> [Description of the task]: Among the entries below, please show each line that carries the word "icon".

> [Input material]:
= = =

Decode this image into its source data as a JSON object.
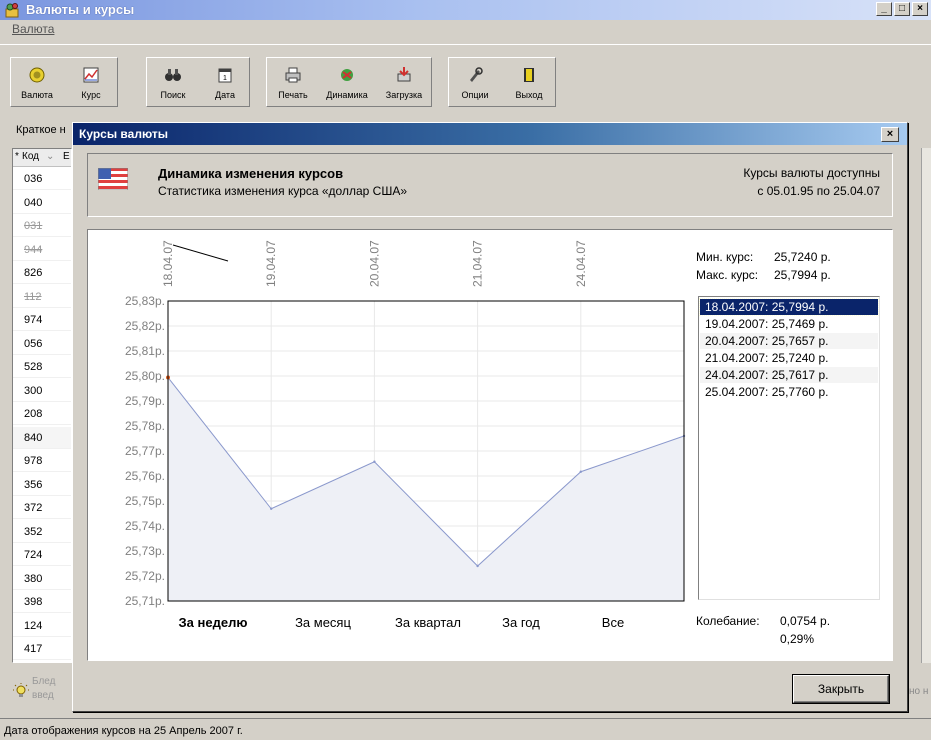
{
  "app": {
    "title": "Валюты и курсы",
    "menu_valuta": "Валюта",
    "window_buttons": [
      "_",
      "□",
      "×"
    ]
  },
  "toolbar": {
    "groups": [
      [
        {
          "label": "Валюта",
          "icon": "currency-icon"
        },
        {
          "label": "Курс",
          "icon": "rate-chart-icon"
        }
      ],
      [
        {
          "label": "Поиск",
          "icon": "binoculars-icon"
        },
        {
          "label": "Дата",
          "icon": "calendar-icon"
        }
      ],
      [
        {
          "label": "Печать",
          "icon": "printer-icon"
        },
        {
          "label": "Динамика",
          "icon": "dynamics-icon"
        },
        {
          "label": "Загрузка",
          "icon": "download-icon"
        }
      ],
      [
        {
          "label": "Опции",
          "icon": "options-icon"
        },
        {
          "label": "Выход",
          "icon": "exit-door-icon"
        }
      ]
    ]
  },
  "left_panel": {
    "label": "Краткое н",
    "header_code": "Код",
    "header_extra": "Е",
    "codes": [
      "036",
      "040",
      "031",
      "944",
      "826",
      "112",
      "974",
      "056",
      "528",
      "300",
      "208",
      "840",
      "978",
      "356",
      "372",
      "352",
      "724",
      "380",
      "398",
      "124",
      "417"
    ],
    "struck": [
      "031",
      "944",
      "112"
    ],
    "selected": "840"
  },
  "hint": {
    "text_line1": "Блед",
    "text_line2": "введ"
  },
  "right_strip_text": "но н",
  "status": {
    "text": "Дата отображения курсов на 25 Апрель 2007 г."
  },
  "dialog": {
    "title": "Курсы валюты",
    "close_glyph": "×",
    "info": {
      "title": "Динамика изменения курсов",
      "subtitle": "Статистика изменения курса «доллар США»",
      "avail_title": "Курсы валюты доступны",
      "avail_range": "с 05.01.95 по 25.04.07"
    },
    "min_label": "Мин. курс:",
    "min_value": "25,7240 р.",
    "max_label": "Макс. курс:",
    "max_value": "25,7994 р.",
    "rates": [
      {
        "text": "18.04.2007: 25,7994 р."
      },
      {
        "text": "19.04.2007: 25,7469 р."
      },
      {
        "text": "20.04.2007: 25,7657 р."
      },
      {
        "text": "21.04.2007: 25,7240 р."
      },
      {
        "text": "24.04.2007: 25,7617 р."
      },
      {
        "text": "25.04.2007: 25,7760 р."
      }
    ],
    "selected_rate_index": 0,
    "ranges": [
      "За неделю",
      "За месяц",
      "За квартал",
      "За год",
      "Все"
    ],
    "active_range": "За неделю",
    "fluct_label": "Колебание:",
    "fluct_value": "0,0754 р.",
    "fluct_pct": "0,29%",
    "close_label": "Закрыть"
  },
  "chart_data": {
    "type": "area",
    "title": "",
    "x_labels": [
      "18.04.07",
      "19.04.07",
      "20.04.07",
      "21.04.07",
      "24.04.07"
    ],
    "x": [
      "18.04.2007",
      "19.04.2007",
      "20.04.2007",
      "21.04.2007",
      "24.04.2007",
      "25.04.2007"
    ],
    "values": [
      25.7994,
      25.7469,
      25.7657,
      25.724,
      25.7617,
      25.776
    ],
    "y_ticks": [
      "25,83р.",
      "25,82р.",
      "25,81р.",
      "25,80р.",
      "25,79р.",
      "25,78р.",
      "25,77р.",
      "25,76р.",
      "25,75р.",
      "25,74р.",
      "25,73р.",
      "25,72р.",
      "25,71р."
    ],
    "ylim": [
      25.71,
      25.83
    ],
    "grid": true,
    "line_color": "#8a98cc",
    "fill_color": "#eef0f6",
    "marker_color": "#e06020"
  }
}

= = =

> [Solved exercise]:
          "icon": "currency-icon"
          "icon": "rate-chart-icon"
          "icon": "binoculars-icon"
          "icon": "calendar-icon"
          "icon": "printer-icon"
          "icon": "dynamics-icon"
          "icon": "download-icon"
          "icon": "options-icon"
          "icon": "exit-door-icon"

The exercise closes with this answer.